Council raises water, sewer rates by 5.5 percent
The Cape Coral City Council raised water and sewer rates by 5.5 percent Monday night, but some on council are arguing the increase is much better than a previously scheduled increase that would have seen rates rise by 15 percent.
A “decrease in the increase” is what Councilmember Chris Chulakes-Leetz called it, after he said the sitting council in 2009 approved a five-year rate increase plan that totaled 92 percent.
A 15 percent increase has been scheduled the next three years, but Chulakes-Leetz praised city staff and the city manager, who worked to lower the rates, he said.
“Any increase can’t be called a success but it’s a darn sight better than previous council’s had planned,” he added.
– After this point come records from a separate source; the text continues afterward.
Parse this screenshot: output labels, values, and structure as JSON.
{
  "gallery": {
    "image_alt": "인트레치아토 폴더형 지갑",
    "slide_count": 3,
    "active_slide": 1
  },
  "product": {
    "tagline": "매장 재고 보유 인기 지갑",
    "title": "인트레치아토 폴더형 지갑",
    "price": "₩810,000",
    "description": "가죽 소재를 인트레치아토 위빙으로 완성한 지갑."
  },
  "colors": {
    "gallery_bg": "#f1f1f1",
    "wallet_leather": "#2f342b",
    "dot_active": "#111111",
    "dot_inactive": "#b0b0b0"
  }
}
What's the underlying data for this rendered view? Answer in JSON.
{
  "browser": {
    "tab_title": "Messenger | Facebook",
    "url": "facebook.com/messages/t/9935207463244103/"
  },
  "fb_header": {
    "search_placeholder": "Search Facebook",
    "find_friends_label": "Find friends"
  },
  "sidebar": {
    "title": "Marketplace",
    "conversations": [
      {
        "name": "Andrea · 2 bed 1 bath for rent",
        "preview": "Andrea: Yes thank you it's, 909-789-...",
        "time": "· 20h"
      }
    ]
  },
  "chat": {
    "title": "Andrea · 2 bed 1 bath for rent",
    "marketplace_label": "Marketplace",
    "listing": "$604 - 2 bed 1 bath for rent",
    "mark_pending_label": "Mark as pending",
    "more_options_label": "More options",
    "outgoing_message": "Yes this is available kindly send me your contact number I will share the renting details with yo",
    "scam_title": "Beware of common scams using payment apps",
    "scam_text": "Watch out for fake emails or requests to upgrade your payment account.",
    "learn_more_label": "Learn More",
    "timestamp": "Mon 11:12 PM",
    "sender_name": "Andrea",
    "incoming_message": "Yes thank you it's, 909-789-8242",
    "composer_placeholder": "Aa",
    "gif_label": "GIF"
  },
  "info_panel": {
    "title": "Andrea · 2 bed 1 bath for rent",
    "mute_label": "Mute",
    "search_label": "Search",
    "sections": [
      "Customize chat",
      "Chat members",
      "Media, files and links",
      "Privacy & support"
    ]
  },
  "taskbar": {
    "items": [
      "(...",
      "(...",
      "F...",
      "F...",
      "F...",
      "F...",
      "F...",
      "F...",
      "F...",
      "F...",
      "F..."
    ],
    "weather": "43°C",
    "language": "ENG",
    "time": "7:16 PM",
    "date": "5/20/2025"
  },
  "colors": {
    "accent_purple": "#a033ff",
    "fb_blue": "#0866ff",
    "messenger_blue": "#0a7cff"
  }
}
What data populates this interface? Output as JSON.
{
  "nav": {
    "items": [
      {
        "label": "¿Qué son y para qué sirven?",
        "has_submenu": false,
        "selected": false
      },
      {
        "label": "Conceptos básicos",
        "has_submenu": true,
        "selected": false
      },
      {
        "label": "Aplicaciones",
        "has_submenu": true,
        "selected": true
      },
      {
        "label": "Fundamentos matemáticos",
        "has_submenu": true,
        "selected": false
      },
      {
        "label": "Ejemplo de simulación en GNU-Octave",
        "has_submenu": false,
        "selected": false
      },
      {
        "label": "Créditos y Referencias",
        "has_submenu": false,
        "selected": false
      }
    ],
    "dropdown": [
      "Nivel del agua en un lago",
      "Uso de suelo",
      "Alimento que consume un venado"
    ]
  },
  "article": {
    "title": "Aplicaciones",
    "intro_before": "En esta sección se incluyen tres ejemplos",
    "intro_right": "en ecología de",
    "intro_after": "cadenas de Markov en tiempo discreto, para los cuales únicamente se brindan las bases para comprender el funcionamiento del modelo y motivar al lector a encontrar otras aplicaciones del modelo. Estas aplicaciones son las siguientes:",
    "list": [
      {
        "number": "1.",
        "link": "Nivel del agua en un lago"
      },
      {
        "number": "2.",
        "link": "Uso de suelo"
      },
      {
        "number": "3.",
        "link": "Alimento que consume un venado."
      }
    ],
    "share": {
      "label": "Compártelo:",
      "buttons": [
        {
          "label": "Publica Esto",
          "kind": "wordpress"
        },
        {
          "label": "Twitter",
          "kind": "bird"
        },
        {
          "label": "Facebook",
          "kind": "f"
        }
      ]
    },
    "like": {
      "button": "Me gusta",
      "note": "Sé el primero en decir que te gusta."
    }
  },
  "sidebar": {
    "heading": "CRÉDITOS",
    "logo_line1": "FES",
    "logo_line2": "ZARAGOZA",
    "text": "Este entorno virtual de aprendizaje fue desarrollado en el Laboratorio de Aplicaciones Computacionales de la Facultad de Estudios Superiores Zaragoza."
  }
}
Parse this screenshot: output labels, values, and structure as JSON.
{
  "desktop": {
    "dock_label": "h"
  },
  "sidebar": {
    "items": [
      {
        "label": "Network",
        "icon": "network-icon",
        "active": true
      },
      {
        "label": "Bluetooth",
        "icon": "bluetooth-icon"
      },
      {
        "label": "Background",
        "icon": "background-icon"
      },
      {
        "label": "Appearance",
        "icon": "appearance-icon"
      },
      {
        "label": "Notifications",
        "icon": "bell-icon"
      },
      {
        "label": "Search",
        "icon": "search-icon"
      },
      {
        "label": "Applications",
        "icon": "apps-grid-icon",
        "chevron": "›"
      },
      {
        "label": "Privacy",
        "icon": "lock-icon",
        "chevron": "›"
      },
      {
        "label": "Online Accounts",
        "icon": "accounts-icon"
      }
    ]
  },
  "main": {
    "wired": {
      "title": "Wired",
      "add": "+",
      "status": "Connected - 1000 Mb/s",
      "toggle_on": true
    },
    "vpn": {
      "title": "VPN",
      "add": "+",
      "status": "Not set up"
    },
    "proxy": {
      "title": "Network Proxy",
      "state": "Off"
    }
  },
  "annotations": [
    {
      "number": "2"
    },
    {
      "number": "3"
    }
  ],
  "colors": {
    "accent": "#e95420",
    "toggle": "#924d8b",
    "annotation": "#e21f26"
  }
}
Councilmember Pete Brandt argued that the city’s water rates were not out of line with cities of comparable size and that in his house, his wife and dogs regularly rack up only $60 – $70 bills.
Mayor John Sullivan said the city has been able to strengthen itself financially and that has helped to lower the rates.
“We’re rolling bonds over and able to get a better interest rate,” Sullivan said.
In other news, the city’s solid waste collection rates are also going down by a few dollars, according to Billing Services Manager Bill Boyd.
Last year residents paid $168 to have their trash and recycleables collected. Next year residents will pay $160.54 for the same service.
Waste Pro Regional Vice President Keith Banasiak said the city has increased its recycling efforts by 43 percent over the previous fiscal year.
The city receives some funds back from Lee County, which processes Cape Coral’s recycleables.
“A 44 percent increase in our recycling is bringing money back to the city and citizens are getting a dividend for their trash, basically,” Chulakes-Leetz said.